One of the most powerful and firmly entrenched mayors in Canada, Laval's Gilles Vaillancourt, relinquished his office after 23 years on Friday, only four days after Montreal mayor Gérald Tremblay called it quits.
The resignations have left more than 2 million citizens without the mayors they elected and plunged the two biggest cities in metropolitan Montreal into political crisis. Both men stepped down in the wake of damaging disclosures in Quebec's corruption probe.
"This is more than a democratic crisis, it's an earthquake," said provincial MNA and anti-corruption crusader Jacques Duchesneau. With two mayors gone in the same week, "this is unprecedented."
As if watching their mayor go wasn't enough, Montrealers also lost the No. 2 figure at city hall on Friday when the chairman of the city's executive committee, Michael Applebaum, stepped down in protest from his post.
Mr. Applebaum accused the Montreal executive committee, which acts as city hall's cabinet, of trying to cover up a confidential city document showing Montreal public-works contracts were upward of 30-per-cent higher than in other municipalities. Mr. Applebaum, also unhappy about tax hikes, was sidelined a day earlier as his party's choice for interim mayor.
The dizzying pace of resignations, police operations and bombshell disclosures at Quebec's Charbonneau Commission has left citizens with a disquieting sense of shock and cynicism. The commission has only scratched the surface and barely begun its hearings.
Perhaps nothing embodies the stunning upheaval in Quebec political life as much as the sight of Mr. Vaillancourt, whose iron grip on power earned him the nickname Mayor for Life, tendering his resignation.
Mr. Vaillancourt was mayor for six successive terms and seemed like an immutable force in Laval, which is connected to Montreal by a series of bridges across the Rivière des Prairies.
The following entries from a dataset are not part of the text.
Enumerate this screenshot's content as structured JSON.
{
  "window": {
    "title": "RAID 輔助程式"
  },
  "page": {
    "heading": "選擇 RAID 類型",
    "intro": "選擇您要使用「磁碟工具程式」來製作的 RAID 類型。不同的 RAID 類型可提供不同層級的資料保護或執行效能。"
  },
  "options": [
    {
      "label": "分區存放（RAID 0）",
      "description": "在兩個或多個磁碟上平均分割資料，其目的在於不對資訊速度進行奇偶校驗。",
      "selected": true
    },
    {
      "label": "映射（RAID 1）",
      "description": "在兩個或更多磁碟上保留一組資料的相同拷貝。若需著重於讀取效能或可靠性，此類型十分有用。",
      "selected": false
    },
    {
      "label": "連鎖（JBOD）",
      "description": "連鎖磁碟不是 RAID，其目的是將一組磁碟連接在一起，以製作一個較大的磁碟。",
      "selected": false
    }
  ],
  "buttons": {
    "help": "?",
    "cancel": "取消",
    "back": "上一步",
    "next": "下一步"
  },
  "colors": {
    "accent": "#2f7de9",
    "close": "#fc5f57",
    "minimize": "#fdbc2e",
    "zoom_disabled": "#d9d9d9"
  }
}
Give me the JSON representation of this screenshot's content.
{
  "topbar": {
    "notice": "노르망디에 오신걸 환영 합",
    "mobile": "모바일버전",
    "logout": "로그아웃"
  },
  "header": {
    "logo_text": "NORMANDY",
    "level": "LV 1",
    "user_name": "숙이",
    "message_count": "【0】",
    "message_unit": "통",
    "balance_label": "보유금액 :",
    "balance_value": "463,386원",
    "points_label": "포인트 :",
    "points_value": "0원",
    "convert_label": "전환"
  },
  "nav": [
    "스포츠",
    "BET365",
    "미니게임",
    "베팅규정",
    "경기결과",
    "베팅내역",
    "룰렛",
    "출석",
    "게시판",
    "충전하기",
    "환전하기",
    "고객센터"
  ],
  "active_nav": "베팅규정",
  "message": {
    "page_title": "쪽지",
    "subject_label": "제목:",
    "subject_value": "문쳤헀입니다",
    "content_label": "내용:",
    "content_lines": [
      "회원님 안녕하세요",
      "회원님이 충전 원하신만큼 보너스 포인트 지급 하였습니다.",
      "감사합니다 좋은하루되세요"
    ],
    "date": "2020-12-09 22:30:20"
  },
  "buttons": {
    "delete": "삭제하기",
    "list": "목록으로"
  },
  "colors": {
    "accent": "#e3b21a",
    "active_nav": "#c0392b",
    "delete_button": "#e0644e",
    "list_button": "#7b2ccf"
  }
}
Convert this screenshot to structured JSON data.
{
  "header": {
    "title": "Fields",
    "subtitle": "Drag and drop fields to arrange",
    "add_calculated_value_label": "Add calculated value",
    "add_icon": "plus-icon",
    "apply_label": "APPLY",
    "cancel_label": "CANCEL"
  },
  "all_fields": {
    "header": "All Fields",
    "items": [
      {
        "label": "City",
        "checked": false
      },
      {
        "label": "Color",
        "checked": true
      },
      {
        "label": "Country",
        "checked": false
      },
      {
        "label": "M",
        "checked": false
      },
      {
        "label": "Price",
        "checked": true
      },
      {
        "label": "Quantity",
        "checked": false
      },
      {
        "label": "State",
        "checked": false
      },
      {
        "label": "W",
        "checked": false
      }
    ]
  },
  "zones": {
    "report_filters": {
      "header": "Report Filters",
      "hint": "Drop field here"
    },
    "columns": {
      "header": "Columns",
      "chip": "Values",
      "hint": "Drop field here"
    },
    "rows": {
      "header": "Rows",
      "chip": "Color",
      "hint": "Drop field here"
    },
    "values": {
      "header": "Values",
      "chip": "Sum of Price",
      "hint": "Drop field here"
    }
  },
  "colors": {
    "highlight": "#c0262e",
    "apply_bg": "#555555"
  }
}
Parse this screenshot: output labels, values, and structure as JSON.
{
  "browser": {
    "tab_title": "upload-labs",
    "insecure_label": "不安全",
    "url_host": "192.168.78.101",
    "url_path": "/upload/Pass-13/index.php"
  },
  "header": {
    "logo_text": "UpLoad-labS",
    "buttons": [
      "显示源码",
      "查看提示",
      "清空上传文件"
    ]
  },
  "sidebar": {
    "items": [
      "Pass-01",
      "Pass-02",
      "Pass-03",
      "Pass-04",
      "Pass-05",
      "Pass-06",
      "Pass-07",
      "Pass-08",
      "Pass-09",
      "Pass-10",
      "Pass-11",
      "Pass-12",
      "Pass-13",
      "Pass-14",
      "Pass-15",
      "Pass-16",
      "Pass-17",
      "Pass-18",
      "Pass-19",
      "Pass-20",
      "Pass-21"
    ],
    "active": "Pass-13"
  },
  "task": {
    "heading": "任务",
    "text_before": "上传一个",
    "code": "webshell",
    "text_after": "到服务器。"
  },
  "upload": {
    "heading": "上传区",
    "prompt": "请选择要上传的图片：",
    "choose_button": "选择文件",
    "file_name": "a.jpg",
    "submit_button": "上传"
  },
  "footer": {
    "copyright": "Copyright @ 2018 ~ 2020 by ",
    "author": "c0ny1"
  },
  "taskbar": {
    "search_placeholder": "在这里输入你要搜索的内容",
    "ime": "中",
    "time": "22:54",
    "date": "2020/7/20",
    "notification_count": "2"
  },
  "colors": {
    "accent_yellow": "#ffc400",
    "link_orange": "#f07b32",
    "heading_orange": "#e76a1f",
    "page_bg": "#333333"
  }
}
He has run the city without opposition since 2001, quieting critics by keeping taxes low and services well-run while homes and condo towers sprouted across the landscape.
But his time ran out as he became weakened by a succession of investigative news reports, sworn commission testimony and police operations, which cast a light on doubtful ethical practices in his city of more than 400,000 people.
His goodbye speech Friday offered no apologies, however. Mr. Vaillancourt vaunted his record instead and said the allegations against him are unproven.
"We're facing allegations that, even without proof, are altering the reputations of those in whom you have placed your trust," he said, showing little emotion as his career drew to an ignominious close. "I am one of these people and I have been deeply hurt. Regardless of what I do or say, it is clear that the damage has been done."
Construction entrepreneur Lino Zambito testified before the Charbonneau Commission that companies paid a 2.5-per-cent cut on construction contracts directly to Mr. Vaillancourt. Quebec's anti-corruption police investigators have also become regular visitors to Laval in recent weeks, executing search warrants in construction firms, engineering companies, at city hall and in Mr. Vaillancourt's own homes and financial institutions.
Mr. Vaillancourt has been a political fixture in Laval for nearly 40 years, starting first as a city councillor, and his departure signals the end of an era, said the leader of the Laval opposition party Mouvement Lavallois, David De Cotis.
"It can't be easy for this man. In his head, the city of Laval is his city. He's going down in shame, not with a parade and people clapping," Mr. De Cotis said.
The Quebec government hailed Mr. Vaillancourt's move, saying it was time for him to go.